BEGIN EXTRACTED ENTRIES

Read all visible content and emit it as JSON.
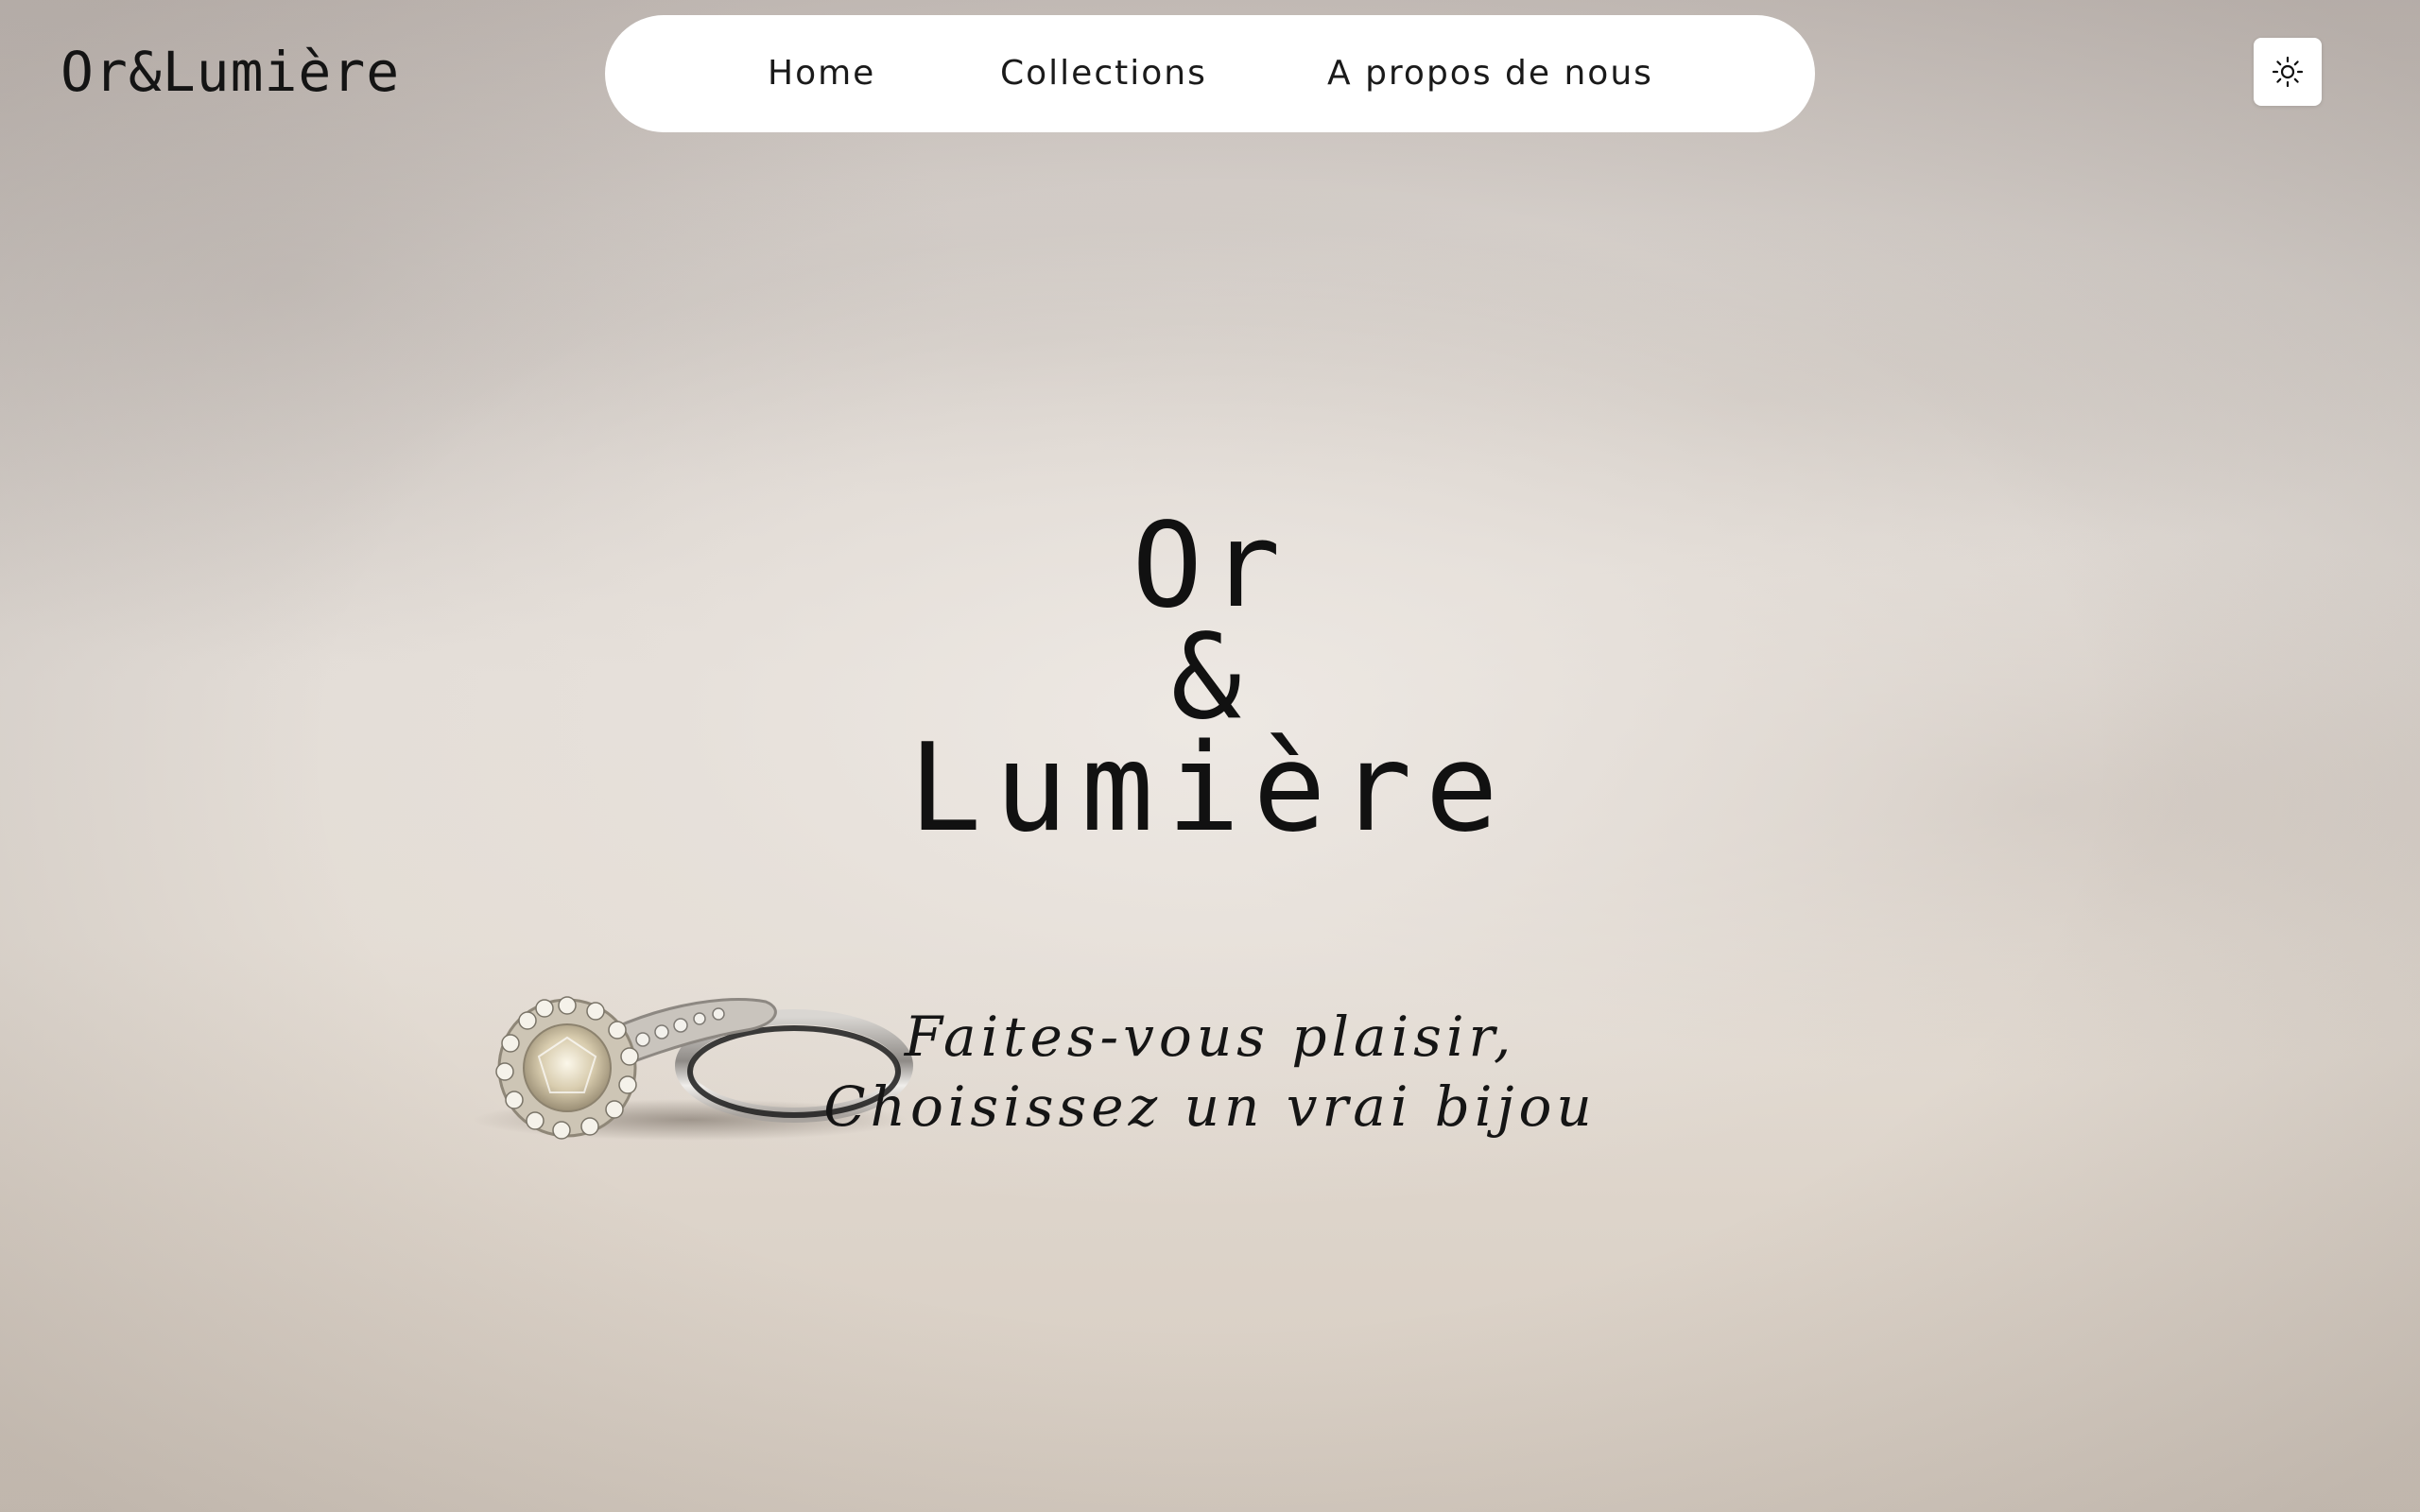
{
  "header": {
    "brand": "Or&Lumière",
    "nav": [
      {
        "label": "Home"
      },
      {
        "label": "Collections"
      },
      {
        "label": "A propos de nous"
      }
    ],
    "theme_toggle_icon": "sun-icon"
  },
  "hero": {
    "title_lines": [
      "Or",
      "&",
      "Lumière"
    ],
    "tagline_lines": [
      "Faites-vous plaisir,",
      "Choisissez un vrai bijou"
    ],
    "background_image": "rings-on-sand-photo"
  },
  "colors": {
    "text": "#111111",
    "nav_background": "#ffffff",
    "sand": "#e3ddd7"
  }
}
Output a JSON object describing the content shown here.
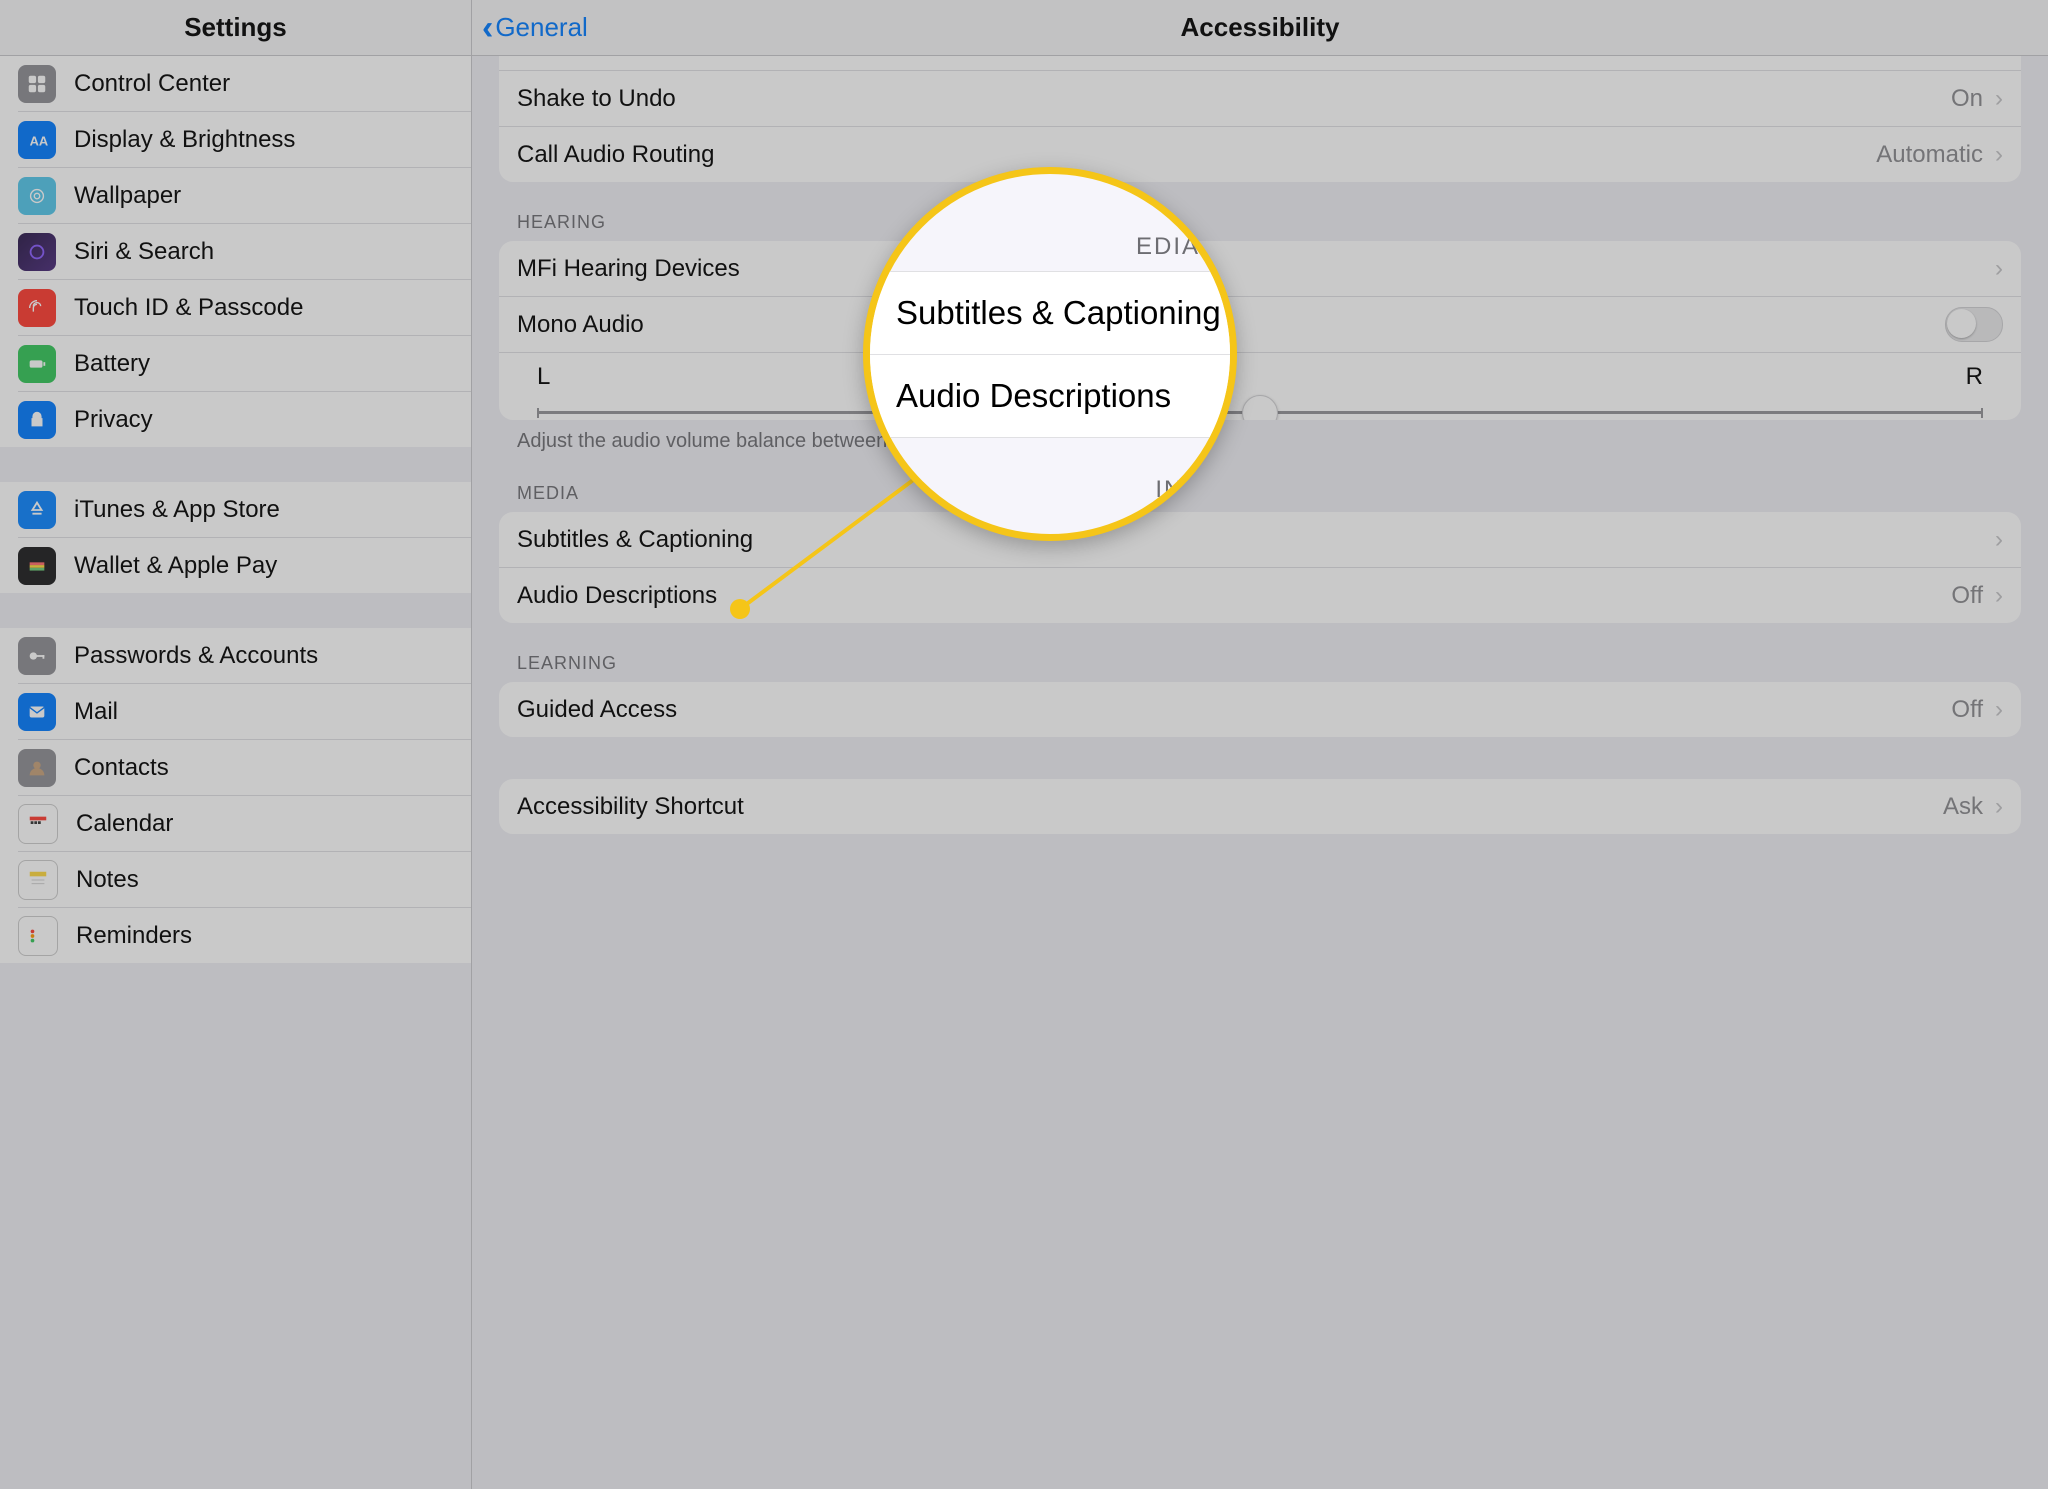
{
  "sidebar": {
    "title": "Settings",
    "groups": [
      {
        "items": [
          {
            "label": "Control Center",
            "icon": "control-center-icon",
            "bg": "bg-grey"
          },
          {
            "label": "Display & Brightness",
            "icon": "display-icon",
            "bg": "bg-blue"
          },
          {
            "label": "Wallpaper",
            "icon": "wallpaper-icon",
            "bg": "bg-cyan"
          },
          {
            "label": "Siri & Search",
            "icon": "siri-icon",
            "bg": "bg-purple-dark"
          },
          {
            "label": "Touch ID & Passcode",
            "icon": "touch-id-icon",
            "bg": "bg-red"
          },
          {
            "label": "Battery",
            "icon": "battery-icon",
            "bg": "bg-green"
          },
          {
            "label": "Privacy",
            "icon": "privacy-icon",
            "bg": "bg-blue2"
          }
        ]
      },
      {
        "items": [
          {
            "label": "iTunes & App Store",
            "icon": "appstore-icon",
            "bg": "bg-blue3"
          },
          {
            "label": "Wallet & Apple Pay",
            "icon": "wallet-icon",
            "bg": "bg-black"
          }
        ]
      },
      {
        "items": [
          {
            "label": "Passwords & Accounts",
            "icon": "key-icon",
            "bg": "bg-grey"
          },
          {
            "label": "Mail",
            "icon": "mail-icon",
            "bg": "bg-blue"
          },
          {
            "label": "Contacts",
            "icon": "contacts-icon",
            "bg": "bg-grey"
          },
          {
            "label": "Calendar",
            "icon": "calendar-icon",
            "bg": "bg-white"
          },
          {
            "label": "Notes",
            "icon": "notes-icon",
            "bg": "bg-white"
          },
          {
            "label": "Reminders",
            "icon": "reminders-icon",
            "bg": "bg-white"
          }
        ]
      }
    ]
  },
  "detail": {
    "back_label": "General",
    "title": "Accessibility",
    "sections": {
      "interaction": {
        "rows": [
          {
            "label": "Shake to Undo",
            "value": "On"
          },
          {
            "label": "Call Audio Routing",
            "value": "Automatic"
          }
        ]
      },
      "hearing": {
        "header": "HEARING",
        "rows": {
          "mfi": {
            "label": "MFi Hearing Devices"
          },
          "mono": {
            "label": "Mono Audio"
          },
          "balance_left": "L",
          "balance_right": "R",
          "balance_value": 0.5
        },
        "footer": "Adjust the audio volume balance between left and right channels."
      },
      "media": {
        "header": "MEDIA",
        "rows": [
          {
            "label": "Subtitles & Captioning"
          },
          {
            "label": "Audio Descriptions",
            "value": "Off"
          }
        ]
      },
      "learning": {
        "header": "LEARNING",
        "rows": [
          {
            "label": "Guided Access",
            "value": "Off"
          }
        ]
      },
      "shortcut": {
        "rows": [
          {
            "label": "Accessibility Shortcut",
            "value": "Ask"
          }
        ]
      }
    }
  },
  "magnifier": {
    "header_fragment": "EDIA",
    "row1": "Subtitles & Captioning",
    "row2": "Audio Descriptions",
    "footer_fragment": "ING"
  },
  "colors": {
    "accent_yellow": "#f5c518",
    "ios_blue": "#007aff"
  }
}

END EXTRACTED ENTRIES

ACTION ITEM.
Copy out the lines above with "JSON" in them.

EXERCISE OUTPUT.
Read all visible content and emit it as JSON.
Output a JSON object describing the content shown here.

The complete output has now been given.